A pink house and beauty business in downtown Hudson, Wis., has City Hall seeing muted red — or brown, gray or beige.
Brooke Fleetwood said she’s going to fight for the color she chose for her seven-year-old business, BB Makeup & Cosmetic Bar at 510 3rd St. S., just off Hudson’s main commercial street.
“Pink is my trademark. It’s who I am. It’s my business model,” Fleetwood said Friday. Her nearby residence also is the same pink that she describes as a cross between bubble gum and hot pink with blue undertones.
But the residence is in a different zoning area from the downtown house she bought two years ago for her business headquarters. City Hall is concerned only about her pink business. A city zoning official sent Fleetwood a letter last month telling her the pink house was out of compliance with the neutral colors required in the downtown area.
“I feel like I’m being targeted because there are businesses in downtown Hudson that did not get their [color] swatches approved,” she said.
In the letter dated Aug. 22, Mike Johnson, Hudson zoning administrator, told Fleetwood she’s in violation of the ordinance for the downtown district that requires buildings to be “subtle or neutral colors.” He cites the ordinance, which says, “recommended colors include browns, grays, tans, beiges and dark or muted greens, blues and reds consistent with historic Hudson.”
Johnson noted that Fleetwood was told a year ago that painting pink over the house’s neutral off-white would be a violation of city ordinance.
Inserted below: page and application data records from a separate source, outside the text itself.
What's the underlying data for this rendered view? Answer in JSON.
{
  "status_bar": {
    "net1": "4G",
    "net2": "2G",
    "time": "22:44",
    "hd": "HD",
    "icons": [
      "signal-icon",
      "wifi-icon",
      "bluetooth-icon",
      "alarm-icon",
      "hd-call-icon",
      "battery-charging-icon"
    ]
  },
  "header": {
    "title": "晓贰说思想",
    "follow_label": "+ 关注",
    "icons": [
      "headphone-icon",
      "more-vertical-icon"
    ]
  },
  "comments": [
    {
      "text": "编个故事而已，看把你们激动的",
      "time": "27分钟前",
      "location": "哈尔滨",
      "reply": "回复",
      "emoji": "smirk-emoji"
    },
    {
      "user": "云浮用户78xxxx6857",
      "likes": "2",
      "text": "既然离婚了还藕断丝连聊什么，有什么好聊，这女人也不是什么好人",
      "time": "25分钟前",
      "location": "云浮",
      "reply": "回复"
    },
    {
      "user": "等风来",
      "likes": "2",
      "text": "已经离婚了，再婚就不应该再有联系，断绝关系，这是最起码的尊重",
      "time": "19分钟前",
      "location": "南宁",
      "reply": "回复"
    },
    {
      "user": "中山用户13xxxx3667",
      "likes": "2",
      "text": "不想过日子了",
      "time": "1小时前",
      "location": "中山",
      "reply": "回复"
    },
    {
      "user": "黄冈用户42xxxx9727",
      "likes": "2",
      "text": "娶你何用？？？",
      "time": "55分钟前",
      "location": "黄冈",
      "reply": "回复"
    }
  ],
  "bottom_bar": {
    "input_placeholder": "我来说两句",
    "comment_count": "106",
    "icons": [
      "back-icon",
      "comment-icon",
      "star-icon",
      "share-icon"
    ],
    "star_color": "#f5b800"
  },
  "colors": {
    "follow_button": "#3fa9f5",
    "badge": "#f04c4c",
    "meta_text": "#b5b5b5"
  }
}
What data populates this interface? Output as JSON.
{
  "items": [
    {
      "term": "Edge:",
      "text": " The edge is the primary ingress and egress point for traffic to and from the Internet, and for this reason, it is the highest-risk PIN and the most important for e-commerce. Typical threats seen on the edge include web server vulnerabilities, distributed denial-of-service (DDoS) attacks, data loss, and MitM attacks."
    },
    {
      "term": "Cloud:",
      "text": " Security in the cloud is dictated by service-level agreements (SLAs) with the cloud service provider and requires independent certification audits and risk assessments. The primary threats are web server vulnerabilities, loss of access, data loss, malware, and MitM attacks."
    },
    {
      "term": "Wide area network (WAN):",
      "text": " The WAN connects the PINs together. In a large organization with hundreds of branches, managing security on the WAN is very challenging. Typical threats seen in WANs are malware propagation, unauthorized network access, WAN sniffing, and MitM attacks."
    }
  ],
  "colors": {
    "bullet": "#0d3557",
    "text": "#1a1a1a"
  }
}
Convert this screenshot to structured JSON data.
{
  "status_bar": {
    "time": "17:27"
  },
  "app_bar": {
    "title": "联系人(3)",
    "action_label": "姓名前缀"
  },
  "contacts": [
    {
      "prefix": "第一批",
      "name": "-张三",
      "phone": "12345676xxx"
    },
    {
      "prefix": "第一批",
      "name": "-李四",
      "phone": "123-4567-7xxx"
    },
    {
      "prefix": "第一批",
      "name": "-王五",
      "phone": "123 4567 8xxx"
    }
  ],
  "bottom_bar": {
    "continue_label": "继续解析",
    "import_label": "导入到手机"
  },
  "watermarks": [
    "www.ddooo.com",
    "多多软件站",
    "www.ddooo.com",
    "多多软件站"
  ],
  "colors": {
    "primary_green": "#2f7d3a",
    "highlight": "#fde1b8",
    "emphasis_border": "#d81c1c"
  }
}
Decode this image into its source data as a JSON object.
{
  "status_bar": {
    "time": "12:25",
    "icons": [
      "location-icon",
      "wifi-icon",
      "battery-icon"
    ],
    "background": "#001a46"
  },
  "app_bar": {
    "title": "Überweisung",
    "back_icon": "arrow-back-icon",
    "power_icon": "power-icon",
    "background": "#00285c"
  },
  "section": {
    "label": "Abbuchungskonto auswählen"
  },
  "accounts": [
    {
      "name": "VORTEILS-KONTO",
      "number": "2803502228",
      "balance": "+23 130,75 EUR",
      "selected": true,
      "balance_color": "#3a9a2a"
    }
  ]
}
She went ahead with the pink about two months ago. After she received the letter from City Hall, Fleetwood appealed the decision to the city’s Design Review Committee and said she would take legal action if necessary.
She’s also started an online petition — receiving about 6,000 electronic signatures — that she said she will present to City Hall to support her case.
Fleetwood started her own makeup line that she sells in her shop. With her staff of five, she offers makeup lessons, hairstyling and other beauty services. Her commitment to her favorite hue continues inside the shop bedecked with pink glitter wallpaper.
“I have people from all over the world who come and see me,” she said. “They go eat downtown. They shop. They spend money. They don’t just come to me when they’re in town from out of state.”
In a written statement, Johnson said Friday that the color requirements were in an ordinance adopted in 2007. The next step is for the Design Review Committee to hear Fleetwood’s appeal. No date has been set for that. If Fleetwood doesn’t like that panel’s ruling, she can make her case to the full City Council.